Atlanta Can't Get Wastewater Together
By Julie B. Hairston, The Atlanta Journal-Constitution

Federal environmental officials are promising strict enforcement of a consent order filed with U.S. District Judge Thomas Thrash Thursday.

Once signed by Thrash, the order will impose a $700,000 fine on the city of Atlanta for spills and leaks from its sewer system. Added to a $2.5 million fine levied in a related order signed last year, the fines amount to what the Environmental Protection Agency called "the largest Clean Water Act penalty ever assessed against a municipality."

The order also will require the city to carry out a rigorous program of improvements to its sewer pipes and treatment plants that will cost more than $1 billion during the next 14 years. Many of those improvements began three years ago under the dictates of a state law designed to bring the city's waste water treatment plants into compliance with federal environmental laws.

"We are very intent on seeing that the provisions get met," said John Hankinson, Region IV administrator for the federal Environmental Protection Agency. "I assume the city's intent is to meet it or they wouldn't be signing the consent order."

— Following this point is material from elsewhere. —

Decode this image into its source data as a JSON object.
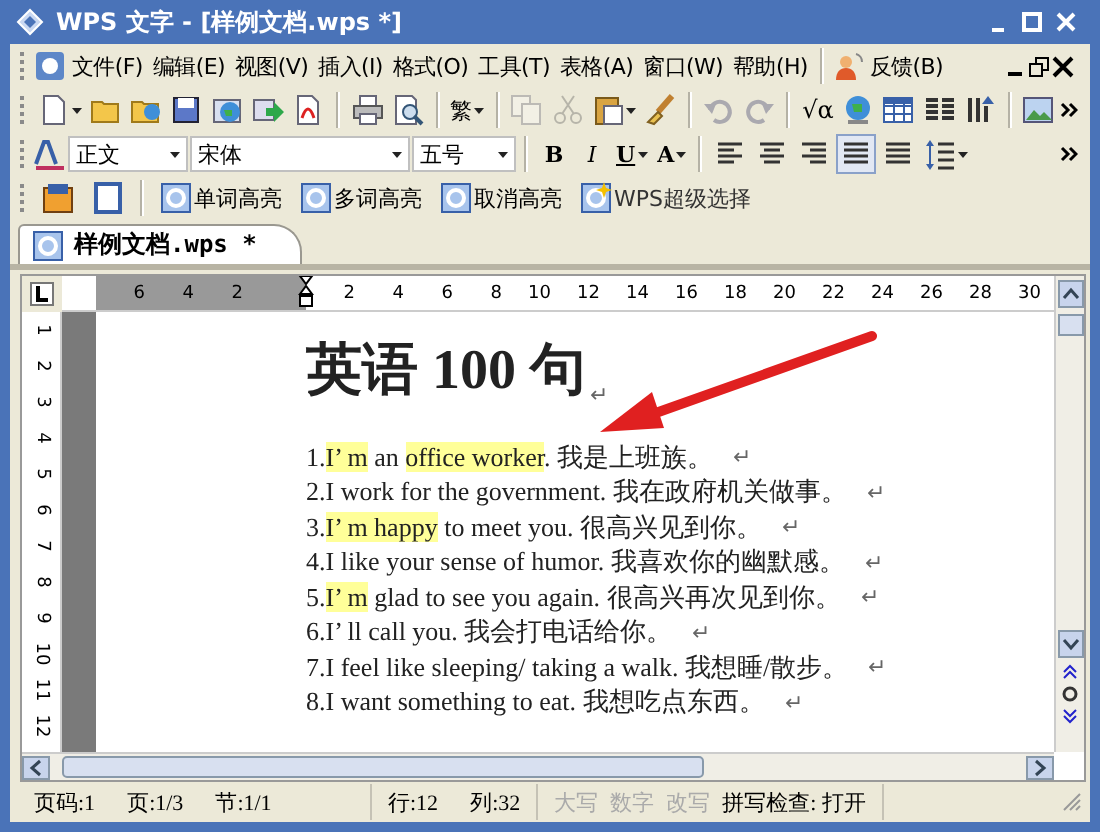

In May, the city launched a new procedure required by the consent order for issuing sewer permits that will slow the pace of development in the city, particularly in Buckhead. Depending on the amount of sewage flowing through pipes in the Peachtree Creek and Nancy Creek lines, the order could even halt development in areas that are served by those pipes.

"I understand there are some sewers (in Buckhead) that are carrying about all they can carry," said Harold Reheis, director of the Georgia Environmental Protection Division.

Larry Wallace, the city's chief operating officer, said he expects little disruption in the city's development as a result of the order, however.

"We do not expect any slowdown in development as a result of the consent decree," Wallace said. "The process for approval will be different, but we expect to have sufficient city staff . . . to keep pace with the processing."

Meters to measure the amount of sewage flowing through Atlanta's sewer pipes have been installed in almost every area of the city, according to Wallace. The data from those meters will become an integral part of the new process for sewer permits.

"So far, the city has used monitoring in a rather selective way," said Bill Weinischke, senior attorney with the environmental enforcement section of the U.S. Department of Justice. "This (consent order) is going to require that they monitor flows all over the city. Before (the city) allows new flows, it will either have to increase capacity or reduce the amount of flow before it makes the (new sewer) connection."

Everyone said this should be the final part of a process spanning most of the past decade as Atlanta struggled to bring its aging infrastructure into compliance with increasingly stringent environmental requirements.

"This is intended to provide a comprehensive structure for decision making and solutions for our aged waste water system," Wallace said. "This is the place we've been trying to get to for a long time."

The Atlanta City Council already has approved the agreement. Once the provisions of the consent order have been advertised in the Federal Register, the public will have 30 days to comment on the proposed requirements. Then the order will take force after Thrash signs it.